From the material below, copy out each line with the word "content" in it.
Top of LISTED ENTRIES
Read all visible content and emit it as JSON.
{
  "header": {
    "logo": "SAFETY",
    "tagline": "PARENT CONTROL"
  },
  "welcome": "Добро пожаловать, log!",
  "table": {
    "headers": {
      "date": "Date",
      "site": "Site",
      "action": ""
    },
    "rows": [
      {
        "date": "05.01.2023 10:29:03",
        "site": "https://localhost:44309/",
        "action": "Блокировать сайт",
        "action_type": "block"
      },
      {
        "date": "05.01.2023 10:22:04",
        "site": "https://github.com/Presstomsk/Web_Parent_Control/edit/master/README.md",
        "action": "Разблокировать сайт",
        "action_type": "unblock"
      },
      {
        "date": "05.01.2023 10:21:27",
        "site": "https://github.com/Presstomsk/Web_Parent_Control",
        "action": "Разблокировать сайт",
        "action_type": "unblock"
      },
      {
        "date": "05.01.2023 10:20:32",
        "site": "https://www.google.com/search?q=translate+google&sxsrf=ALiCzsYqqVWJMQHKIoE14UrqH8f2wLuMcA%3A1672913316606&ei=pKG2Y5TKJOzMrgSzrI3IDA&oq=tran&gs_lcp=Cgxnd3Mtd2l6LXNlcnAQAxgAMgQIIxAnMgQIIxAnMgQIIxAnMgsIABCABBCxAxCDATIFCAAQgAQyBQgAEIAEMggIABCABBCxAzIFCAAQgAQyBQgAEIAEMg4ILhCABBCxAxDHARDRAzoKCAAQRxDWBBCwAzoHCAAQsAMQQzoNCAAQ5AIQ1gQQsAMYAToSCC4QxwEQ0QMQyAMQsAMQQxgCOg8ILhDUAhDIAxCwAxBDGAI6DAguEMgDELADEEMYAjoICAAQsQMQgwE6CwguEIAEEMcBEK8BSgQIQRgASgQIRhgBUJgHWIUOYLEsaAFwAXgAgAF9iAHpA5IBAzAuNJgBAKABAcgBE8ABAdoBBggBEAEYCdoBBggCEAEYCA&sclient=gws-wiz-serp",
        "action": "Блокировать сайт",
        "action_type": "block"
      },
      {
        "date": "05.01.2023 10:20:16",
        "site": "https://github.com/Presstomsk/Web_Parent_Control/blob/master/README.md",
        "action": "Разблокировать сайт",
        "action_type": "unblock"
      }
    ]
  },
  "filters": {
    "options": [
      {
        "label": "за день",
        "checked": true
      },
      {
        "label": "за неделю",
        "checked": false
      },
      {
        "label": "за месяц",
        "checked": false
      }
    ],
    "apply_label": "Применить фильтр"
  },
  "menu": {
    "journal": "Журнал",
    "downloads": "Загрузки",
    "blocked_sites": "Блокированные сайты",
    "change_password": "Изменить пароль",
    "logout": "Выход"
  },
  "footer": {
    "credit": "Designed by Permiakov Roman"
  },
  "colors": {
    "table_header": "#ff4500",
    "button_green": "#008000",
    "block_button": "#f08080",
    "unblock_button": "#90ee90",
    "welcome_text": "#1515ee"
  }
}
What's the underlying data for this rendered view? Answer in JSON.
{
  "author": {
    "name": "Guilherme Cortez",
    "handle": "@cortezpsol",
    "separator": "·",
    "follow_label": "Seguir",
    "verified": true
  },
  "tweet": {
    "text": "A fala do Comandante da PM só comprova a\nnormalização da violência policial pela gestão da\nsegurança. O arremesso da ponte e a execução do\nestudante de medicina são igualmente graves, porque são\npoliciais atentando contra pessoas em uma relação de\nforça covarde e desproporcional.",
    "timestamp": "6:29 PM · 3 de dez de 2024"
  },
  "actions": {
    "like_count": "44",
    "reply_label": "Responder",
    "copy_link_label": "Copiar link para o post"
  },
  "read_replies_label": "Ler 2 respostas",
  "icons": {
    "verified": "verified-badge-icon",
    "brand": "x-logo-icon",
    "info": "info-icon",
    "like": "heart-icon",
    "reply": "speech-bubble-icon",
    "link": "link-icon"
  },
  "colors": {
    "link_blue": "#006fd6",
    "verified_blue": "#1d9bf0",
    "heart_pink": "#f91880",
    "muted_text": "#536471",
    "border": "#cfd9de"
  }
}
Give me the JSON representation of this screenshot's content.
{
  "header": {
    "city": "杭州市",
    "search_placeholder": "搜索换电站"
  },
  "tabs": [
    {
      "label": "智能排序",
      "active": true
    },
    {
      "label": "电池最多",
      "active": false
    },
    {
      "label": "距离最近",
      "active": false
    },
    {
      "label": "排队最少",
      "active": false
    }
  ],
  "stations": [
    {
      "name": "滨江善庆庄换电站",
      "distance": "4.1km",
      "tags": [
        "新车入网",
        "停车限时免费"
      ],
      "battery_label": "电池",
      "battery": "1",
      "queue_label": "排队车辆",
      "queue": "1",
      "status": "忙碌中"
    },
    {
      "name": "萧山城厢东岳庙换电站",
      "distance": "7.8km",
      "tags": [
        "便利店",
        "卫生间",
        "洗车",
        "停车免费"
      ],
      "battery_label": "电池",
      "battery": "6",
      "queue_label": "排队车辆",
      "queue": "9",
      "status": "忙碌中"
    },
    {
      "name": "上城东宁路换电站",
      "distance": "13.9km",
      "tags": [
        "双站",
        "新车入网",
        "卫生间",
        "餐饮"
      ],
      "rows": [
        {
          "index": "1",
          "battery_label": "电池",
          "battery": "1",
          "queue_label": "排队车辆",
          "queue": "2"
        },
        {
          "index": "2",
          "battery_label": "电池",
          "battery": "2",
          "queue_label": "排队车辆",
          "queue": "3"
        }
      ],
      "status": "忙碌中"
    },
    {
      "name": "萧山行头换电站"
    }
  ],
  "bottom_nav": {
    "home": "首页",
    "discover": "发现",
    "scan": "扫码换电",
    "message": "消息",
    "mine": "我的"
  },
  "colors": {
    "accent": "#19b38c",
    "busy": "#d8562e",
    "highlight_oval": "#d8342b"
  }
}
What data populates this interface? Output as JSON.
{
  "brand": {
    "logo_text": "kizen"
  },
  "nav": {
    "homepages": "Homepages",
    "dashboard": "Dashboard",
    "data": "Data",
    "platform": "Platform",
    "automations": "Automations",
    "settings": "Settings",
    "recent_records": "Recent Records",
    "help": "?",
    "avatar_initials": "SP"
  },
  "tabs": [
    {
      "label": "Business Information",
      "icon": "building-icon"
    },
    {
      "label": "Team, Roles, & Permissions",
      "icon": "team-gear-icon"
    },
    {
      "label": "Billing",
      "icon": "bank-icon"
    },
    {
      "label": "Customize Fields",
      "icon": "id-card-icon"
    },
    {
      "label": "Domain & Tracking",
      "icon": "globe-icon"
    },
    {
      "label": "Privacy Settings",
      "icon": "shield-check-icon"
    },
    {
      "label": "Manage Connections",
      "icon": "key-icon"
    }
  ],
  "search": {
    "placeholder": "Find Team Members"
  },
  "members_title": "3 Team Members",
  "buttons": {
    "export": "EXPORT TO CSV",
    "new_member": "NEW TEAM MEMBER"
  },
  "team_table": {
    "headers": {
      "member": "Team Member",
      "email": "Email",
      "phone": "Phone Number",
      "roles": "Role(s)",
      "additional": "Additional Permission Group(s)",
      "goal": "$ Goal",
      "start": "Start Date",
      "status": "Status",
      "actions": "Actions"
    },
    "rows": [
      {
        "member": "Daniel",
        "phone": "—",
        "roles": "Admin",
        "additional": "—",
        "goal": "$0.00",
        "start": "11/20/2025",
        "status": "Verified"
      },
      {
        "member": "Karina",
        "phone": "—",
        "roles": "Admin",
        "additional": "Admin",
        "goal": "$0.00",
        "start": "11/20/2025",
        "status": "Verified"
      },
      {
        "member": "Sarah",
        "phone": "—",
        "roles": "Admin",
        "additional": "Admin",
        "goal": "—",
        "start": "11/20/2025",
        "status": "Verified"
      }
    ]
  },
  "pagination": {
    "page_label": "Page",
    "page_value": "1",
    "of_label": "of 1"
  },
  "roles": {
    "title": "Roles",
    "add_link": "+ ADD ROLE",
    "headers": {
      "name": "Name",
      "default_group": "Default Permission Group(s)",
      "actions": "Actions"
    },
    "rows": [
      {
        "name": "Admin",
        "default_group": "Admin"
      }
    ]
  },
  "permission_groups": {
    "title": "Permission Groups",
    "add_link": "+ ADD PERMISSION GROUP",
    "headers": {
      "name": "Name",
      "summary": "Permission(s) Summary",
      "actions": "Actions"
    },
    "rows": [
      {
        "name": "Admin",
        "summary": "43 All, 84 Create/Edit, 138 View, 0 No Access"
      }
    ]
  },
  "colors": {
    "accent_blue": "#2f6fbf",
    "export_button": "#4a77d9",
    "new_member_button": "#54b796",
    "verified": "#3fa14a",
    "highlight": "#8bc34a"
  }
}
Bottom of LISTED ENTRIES
## TASK RESULT
Read all visible content and emit it as JSON.
Give me the JSON representation of this screenshot's content.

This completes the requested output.